So I knitted this up in a weekend and had a ball doing it. Its so much fun to watch the face building up row by row. This classified as one of those "just one more row" knits, perhaps explaining why it took so little time.
And here is the owl hat in its natural environment.

Tuesday, 4 June 2013

Owls are the new Elephants

I used to collect elephants. I had a small obsession. They paraded across the mantlepiece, congregated in crowds on my bookshelves and infested my dressing table (mainly in jewelry form). It used to be a sort of tradition that my relatives would gift me elephants from their far-flung travels. I did this too. A certain small pink cross-eyed ceramic elephant reminds me of a trip to the Barossa Valley wineries with my family and future husband the year I finished school. However, I loathe dusting (Let's be honest here - I loathe housework in general) and so the elephant collection downsized to manageable proportions. The ones that survived the cull had to have a really memorable story attached.

When I was collecting elephant in the 90's, they were everywhere. They were literally the animal du jour for crafters everywhere. Any gallery, tourist trap, kitsch souvenir shop had a handmade elephant. It wasn't at all unusual to be an elephant collector (or all that difficult either).

I've decided that owls are the new elephants. Like an elephant you don't need to be anywhere near anatomically correct to portray an owl in craft. With an elephant, its all about the ears and the trunk and the basic body shape. For an owl, it comes down to the eyes, the beak and generally birdy shaped body.

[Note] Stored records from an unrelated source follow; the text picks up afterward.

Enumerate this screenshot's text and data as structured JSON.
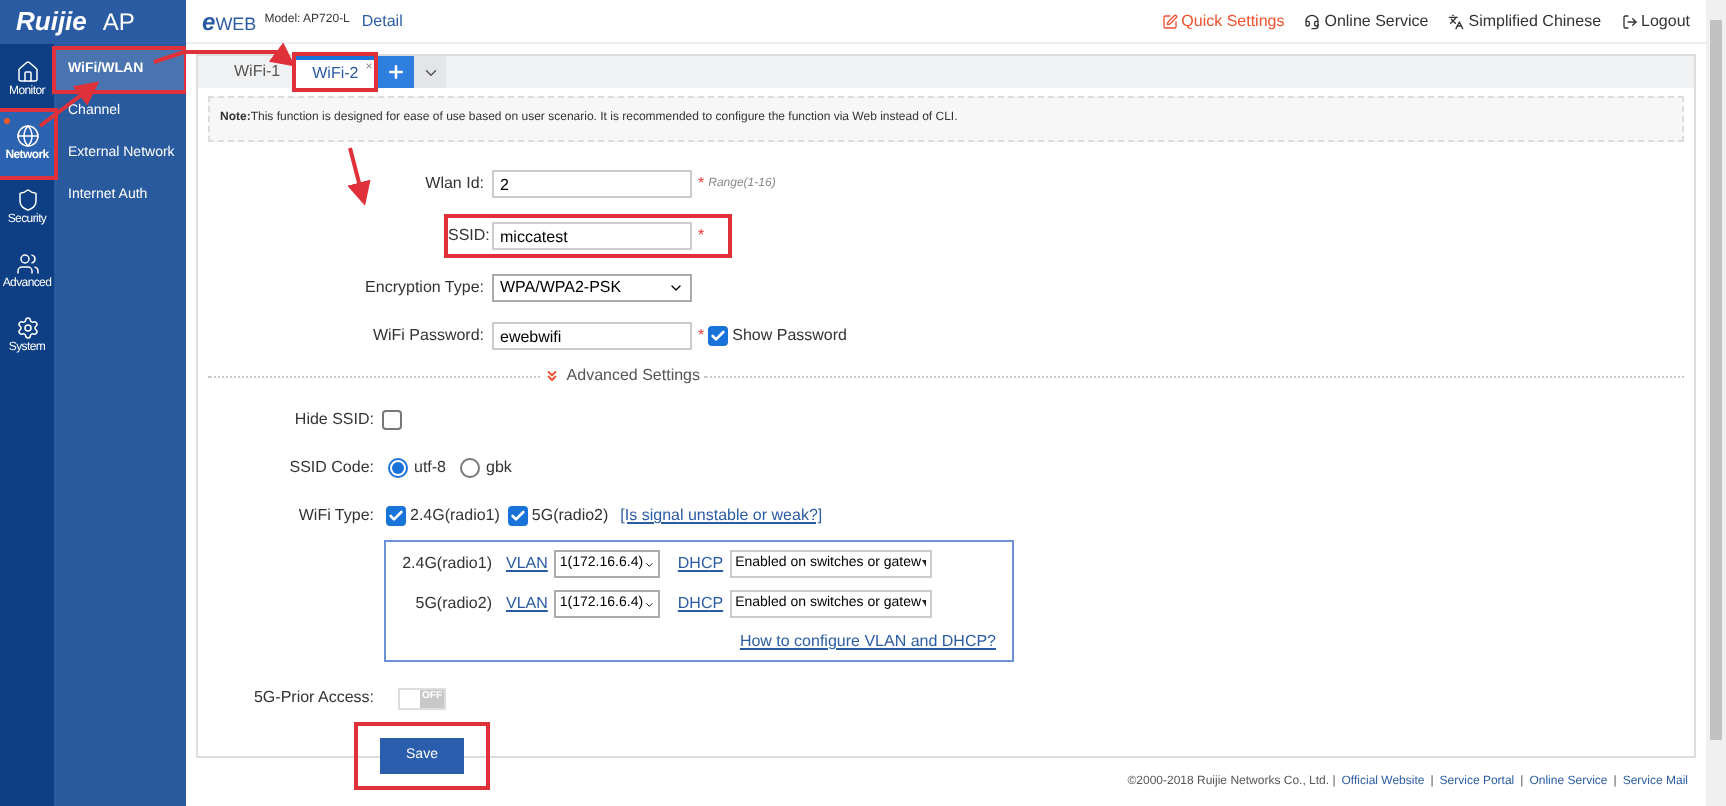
{
  "brand": {
    "logo": "Ruijie",
    "product": "AP"
  },
  "header": {
    "eweb_mark": "e",
    "eweb": "WEB",
    "model": "Model: AP720-L",
    "detail_link": "Detail",
    "actions": [
      {
        "kind": "quick",
        "label": "Quick Settings"
      },
      {
        "kind": "service",
        "label": "Online Service"
      },
      {
        "kind": "language",
        "label": "Simplified Chinese"
      },
      {
        "kind": "logout",
        "label": "Logout"
      }
    ]
  },
  "nav_rail": [
    {
      "kind": "monitor",
      "label": "Monitor",
      "selected": false,
      "annotated": false
    },
    {
      "kind": "network",
      "label": "Network",
      "selected": true,
      "annotated": true
    },
    {
      "kind": "security",
      "label": "Security",
      "selected": false,
      "annotated": false
    },
    {
      "kind": "advanced",
      "label": "Advanced",
      "selected": false,
      "annotated": false
    },
    {
      "kind": "system",
      "label": "System",
      "selected": false,
      "annotated": false
    }
  ],
  "submenu": [
    {
      "label": "WiFi/WLAN",
      "selected": true,
      "annotated": true
    },
    {
      "label": "Channel",
      "selected": false,
      "annotated": false
    },
    {
      "label": "External Network",
      "selected": false,
      "annotated": false
    },
    {
      "label": "Internet Auth",
      "selected": false,
      "annotated": false
    }
  ],
  "tabs": [
    {
      "label": "WiFi-1",
      "selected": false,
      "annotated": false
    },
    {
      "label": "WiFi-2",
      "selected": true,
      "annotated": true,
      "close": "×"
    }
  ],
  "note": "**Note:**This function is designed for ease of use based on user scenario. It is recommended to configure the function via Web instead of CLI.",
  "form": {
    "wlan_id": {
      "label": "Wlan Id:",
      "value": "2",
      "required": "*",
      "hint": "Range(1-16)"
    },
    "ssid": {
      "label": "SSID:",
      "value": "miccatest",
      "required": "*",
      "annotated": true
    },
    "encryption": {
      "label": "Encryption Type:",
      "value": "WPA/WPA2-PSK"
    },
    "password": {
      "label": "WiFi Password:",
      "value": "ewebwifi",
      "required": "*",
      "show_password": {
        "label": "Show Password",
        "checked": true
      }
    }
  },
  "advanced": {
    "title": "Advanced Settings",
    "hide_ssid": {
      "label": "Hide SSID:",
      "checked": false
    },
    "ssid_code": {
      "label": "SSID Code:",
      "options": [
        {
          "label": "utf-8",
          "selected": true
        },
        {
          "label": "gbk",
          "selected": false
        }
      ]
    },
    "wifi_type": {
      "label": "WiFi Type:",
      "options": [
        {
          "label": "2.4G(radio1)",
          "checked": true
        },
        {
          "label": "5G(radio2)",
          "checked": true
        }
      ],
      "link": "[Is signal unstable or weak?]"
    },
    "radios": [
      {
        "name": "2.4G(radio1)",
        "vlan_label": "VLAN",
        "vlan": "1(172.16.6.4)",
        "dhcp_label": "DHCP",
        "dhcp": "Enabled on switches or gatew"
      },
      {
        "name": "5G(radio2)",
        "vlan_label": "VLAN",
        "vlan": "1(172.16.6.4)",
        "dhcp_label": "DHCP",
        "dhcp": "Enabled on switches or gatew"
      }
    ],
    "help_link": "How to configure VLAN and DHCP?",
    "prior_access": {
      "label": "5G-Prior Access:",
      "on": false,
      "state_label": "OFF"
    }
  },
  "save": {
    "label": "Save",
    "annotated": true
  },
  "footer": {
    "copyright": "©2000-2018 Ruijie Networks Co., Ltd. |",
    "links": [
      {
        "label": "Official Website"
      },
      {
        "separator": "|",
        "label": "Service Portal"
      },
      {
        "separator": "|",
        "label": "Online Service"
      },
      {
        "separator": "|",
        "label": "Service Mail"
      }
    ]
  }
}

Owls are everywhere in the craft-i-verse at the moment. I've blogged about owls before (See X is for Xmas Owls or Owlishly Warm). There are owl ornaments, owl toys and garments adorned with owls. 

So when one of my work colleagues had a baby recently, I gave into the urge and made a toy owl for him. (It is actually highly appropriate, his mother's area of research is Owls).

I didn't find anything that really grabbed me when I went pattern hunting. I knew what I wanted though. Something soft and squishy, washable and chewable, not too big for a baby to hang on to and rustic looking. So I thought, what the hell! I'll design my own. I found some scrap paper and sketched an owl to size. I haven't done a lot of designing but I understand the principles of gauge vs. finished size and find it relatively easy to crunch the mathematics to match my knitting to the shape of a paper pattern.
Here's the design sketch and the start of the body in progress.
Here's the owl in progress sitting on my lap as I work on a failed set of wings.
After all he's pretty easy. Here's My Recipe for a Cute Little Owl.
  • Two basic body pieces. These are made out of a solid tweedy cotton yarn for added chew factor and durability.
  • 4 circles for eyes (The outer eyes are crocheted and the black inner circles knitted).
  • A tummy patch
  • A shaped and stuffed sort of pointed cylindrical beak
  • and two oval shaped wings.
  • Garnish with button hole stitch in contrasting colors wherever possible for added cuteness.
Yarn: All DK weight (8 ply) from the stash. All natural fibres - cotton or wool or wool blend
Needles: 4mm
I did take notes whilst I was making this and expect to write this up as a (free) pattern just as soon as this mad marking and exams month is over. That just means I'll have to make another one or two to test the pattern!